Don’t people in movies and books always say, “Shall I put the kettle on?” Maybe I will buy a tea kettle that whistles, just to listen to the hot water gurgle from the spout when I pour a cup. Loose tea leaves in a metal cage that clinks against the ceramic. A greenish haze in the water, escaped bits of stem. The word “shall”. Yeah, so a bit of appropriation — anachronism at best -: a bit of play-acting. But there’s comfort in that.

Instead, the coffee machine grinds the beans with a rude noise. Dumps water into the little glass coffee cup embossed with IKEA on the bottom.

There are some changes I would like to make in my life.

Every winter there are weeks we stay away from the morning route, to avoid running on ice and risking injuries. The dry cold never lasts long. February softens. The snow disappears. But always, we see clearly along this tiny stretch of landscape, that the earth is changed — every time. The path floods at different spots. The hen moves her nest.

We know we need
the familiar we crave
the novel and 
the woods provide attention
demands participation

Every morning I face the blank screen and wonder if I will ever write again. If this is the day when it all stops. And I do something else for a few years. Starts, fits, fears. And perched on my clavicle is that oxpecker who continually picks at the open wound at the base of my throat that is my self-doubt.

I think of Ariel and her little voice box. Of the blue sea-worms (the poor, unfortunate souls from Disney’s Little Mermaid) that live somewhere in the shelter of my rib-cage — all the projects I began and left unfinished.

I am too old for this perspective.

Where are the old women who don’t creep around the mad edges of the world? Who still play out their own story’s dramaturgy in rising action, allowing themselves their own point of view? It seems our culture’s old women move wickedly through the world — wrapped in bitterness -, if not they are caught in trees, or in mute animals watching and granting favors (like party dresses) as benign helpers and disembodied window dressing. More atmosphere than will.
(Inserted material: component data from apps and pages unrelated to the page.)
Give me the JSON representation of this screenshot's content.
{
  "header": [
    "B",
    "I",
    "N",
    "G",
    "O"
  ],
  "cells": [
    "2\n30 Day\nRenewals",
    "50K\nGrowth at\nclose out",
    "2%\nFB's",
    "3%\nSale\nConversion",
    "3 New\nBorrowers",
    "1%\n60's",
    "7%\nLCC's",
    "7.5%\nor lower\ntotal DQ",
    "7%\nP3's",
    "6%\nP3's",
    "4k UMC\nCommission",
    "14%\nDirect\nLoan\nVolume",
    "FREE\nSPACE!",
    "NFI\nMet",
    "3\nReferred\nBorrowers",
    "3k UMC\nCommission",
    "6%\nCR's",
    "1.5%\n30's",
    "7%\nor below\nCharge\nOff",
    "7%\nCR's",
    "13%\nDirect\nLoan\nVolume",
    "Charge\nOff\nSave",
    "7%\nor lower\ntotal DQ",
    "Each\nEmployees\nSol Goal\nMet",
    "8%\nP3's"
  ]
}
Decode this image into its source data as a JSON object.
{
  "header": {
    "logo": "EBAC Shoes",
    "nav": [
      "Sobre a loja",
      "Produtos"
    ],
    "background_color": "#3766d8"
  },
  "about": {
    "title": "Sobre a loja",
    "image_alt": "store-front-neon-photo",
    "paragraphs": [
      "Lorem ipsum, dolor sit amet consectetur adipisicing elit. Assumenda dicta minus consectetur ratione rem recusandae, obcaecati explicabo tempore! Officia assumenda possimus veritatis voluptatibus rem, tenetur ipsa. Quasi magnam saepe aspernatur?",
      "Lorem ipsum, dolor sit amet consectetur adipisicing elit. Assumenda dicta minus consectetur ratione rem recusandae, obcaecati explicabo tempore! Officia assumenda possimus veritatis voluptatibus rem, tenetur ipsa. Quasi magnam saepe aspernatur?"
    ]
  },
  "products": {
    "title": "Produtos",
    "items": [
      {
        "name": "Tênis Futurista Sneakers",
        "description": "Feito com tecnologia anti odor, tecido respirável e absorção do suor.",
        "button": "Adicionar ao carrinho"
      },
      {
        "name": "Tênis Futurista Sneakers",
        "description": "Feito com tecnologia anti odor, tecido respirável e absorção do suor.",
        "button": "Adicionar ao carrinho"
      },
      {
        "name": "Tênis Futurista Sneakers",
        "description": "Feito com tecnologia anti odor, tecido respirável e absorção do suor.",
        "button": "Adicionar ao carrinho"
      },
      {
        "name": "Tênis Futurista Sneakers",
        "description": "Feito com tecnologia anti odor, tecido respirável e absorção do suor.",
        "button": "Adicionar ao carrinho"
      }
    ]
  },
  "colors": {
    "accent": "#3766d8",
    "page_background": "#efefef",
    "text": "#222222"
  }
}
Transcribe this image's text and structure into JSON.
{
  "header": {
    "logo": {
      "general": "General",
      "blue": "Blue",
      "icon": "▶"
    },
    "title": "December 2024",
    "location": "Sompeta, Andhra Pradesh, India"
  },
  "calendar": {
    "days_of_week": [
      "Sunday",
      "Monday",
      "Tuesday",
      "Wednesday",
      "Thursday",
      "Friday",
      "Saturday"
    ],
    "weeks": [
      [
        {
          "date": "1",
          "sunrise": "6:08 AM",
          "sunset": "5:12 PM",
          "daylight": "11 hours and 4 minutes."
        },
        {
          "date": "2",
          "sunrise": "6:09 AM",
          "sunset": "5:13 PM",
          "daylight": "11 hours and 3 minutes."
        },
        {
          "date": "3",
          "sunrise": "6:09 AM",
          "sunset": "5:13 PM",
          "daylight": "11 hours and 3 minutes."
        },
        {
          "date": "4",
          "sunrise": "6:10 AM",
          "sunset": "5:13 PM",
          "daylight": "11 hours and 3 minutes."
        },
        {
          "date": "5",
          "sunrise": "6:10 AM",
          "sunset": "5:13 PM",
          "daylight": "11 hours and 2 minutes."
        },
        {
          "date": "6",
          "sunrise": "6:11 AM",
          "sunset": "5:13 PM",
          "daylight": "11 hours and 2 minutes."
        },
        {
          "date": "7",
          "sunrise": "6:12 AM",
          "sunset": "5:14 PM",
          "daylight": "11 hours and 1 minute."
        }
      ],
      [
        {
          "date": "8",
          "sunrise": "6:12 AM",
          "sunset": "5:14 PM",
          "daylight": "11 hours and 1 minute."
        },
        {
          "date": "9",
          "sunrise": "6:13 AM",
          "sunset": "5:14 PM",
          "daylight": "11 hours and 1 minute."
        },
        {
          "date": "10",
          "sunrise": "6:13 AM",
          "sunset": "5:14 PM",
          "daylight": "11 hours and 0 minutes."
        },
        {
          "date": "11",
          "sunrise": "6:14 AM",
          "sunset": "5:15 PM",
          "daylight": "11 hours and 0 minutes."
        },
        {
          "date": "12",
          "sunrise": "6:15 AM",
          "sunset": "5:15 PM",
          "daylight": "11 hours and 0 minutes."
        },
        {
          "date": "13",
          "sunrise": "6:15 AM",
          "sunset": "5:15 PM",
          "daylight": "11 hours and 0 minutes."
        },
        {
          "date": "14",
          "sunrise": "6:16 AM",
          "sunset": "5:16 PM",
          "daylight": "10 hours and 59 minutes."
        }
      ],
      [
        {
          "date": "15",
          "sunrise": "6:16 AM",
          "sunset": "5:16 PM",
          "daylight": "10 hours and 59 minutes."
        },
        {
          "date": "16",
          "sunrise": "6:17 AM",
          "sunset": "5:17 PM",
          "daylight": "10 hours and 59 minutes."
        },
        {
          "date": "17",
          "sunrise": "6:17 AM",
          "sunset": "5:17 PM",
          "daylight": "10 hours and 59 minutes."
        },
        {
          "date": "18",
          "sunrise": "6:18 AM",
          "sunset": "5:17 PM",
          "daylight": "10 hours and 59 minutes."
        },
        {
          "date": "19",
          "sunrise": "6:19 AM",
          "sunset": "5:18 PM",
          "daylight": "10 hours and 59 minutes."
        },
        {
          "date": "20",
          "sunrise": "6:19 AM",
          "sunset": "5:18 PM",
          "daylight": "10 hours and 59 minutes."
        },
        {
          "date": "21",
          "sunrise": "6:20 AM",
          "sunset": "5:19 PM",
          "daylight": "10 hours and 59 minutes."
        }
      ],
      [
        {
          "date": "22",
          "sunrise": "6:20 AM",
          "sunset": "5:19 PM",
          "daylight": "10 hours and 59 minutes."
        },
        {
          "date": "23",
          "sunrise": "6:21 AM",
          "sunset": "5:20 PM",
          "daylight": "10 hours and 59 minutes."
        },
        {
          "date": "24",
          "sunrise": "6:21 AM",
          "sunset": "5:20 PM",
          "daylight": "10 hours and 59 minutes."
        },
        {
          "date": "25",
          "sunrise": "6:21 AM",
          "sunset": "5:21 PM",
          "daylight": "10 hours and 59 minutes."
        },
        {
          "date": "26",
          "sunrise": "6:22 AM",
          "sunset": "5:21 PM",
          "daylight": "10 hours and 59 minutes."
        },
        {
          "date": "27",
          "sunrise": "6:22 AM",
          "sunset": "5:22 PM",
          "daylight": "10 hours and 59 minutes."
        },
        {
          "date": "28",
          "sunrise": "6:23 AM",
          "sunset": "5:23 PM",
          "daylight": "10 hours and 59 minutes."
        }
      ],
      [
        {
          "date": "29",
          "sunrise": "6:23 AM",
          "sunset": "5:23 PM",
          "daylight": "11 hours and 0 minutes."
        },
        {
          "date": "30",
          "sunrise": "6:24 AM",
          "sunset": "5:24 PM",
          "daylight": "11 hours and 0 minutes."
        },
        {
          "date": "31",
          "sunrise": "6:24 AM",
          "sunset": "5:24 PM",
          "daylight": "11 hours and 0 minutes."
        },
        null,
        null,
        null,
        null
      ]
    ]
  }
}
And where are the old men? They don’t fare better in our stories. Dotting and ineffectual bumpkins with pockets full of small change, or carnival machines dispensing wisdom packed in riddles. Foils for youth.

This is what it feels like to close a book half-way through. A book that’s not worth reading. To move on. And sink into the real world.

It’s ten degrees Celsius this morning and beginning to smell like spring’s thawing rot. Talk about ambivalence. I guess all things beginning are as ugly as hatchlings. Vulnerable things frighten us. We are made aware of our own limitations. I don’t think it is a coincidence that our childbearing years coincide with the apex of our hubris. How else would our species go on?

Outside the kitchen window, the sky is turning pink. The still-unfamiliar patch of sky, revealed when they tore down the neighbor’s dying elm this fall. But I can see in silhouette another tree in the distance, its sparse crown topped with crows. The same crows, I’m sure. 

The blackbirds are singing. They don’t sing exactly. They talk, I guess. Our new neighbor works offshore two weeks at a time, and I am pretty sure the birds are onto his schedule now and are more present in our yard again the weeks he’s gone. I miss them when he’s home.

Before long I will need to clear out the dead leaves from raspberry bushes. Sort the bark from the marble stones, see what the books say about what-needs-to-be-done-when in the garden. And decide whether I will try again this year.

Of course, I will try again this year.

My life has always been more Beckett than Disney.

The trail smells like dog
shit and old bread — the ducks 
beginning to pair
off, running the hens down — loud
as traffic on the motorway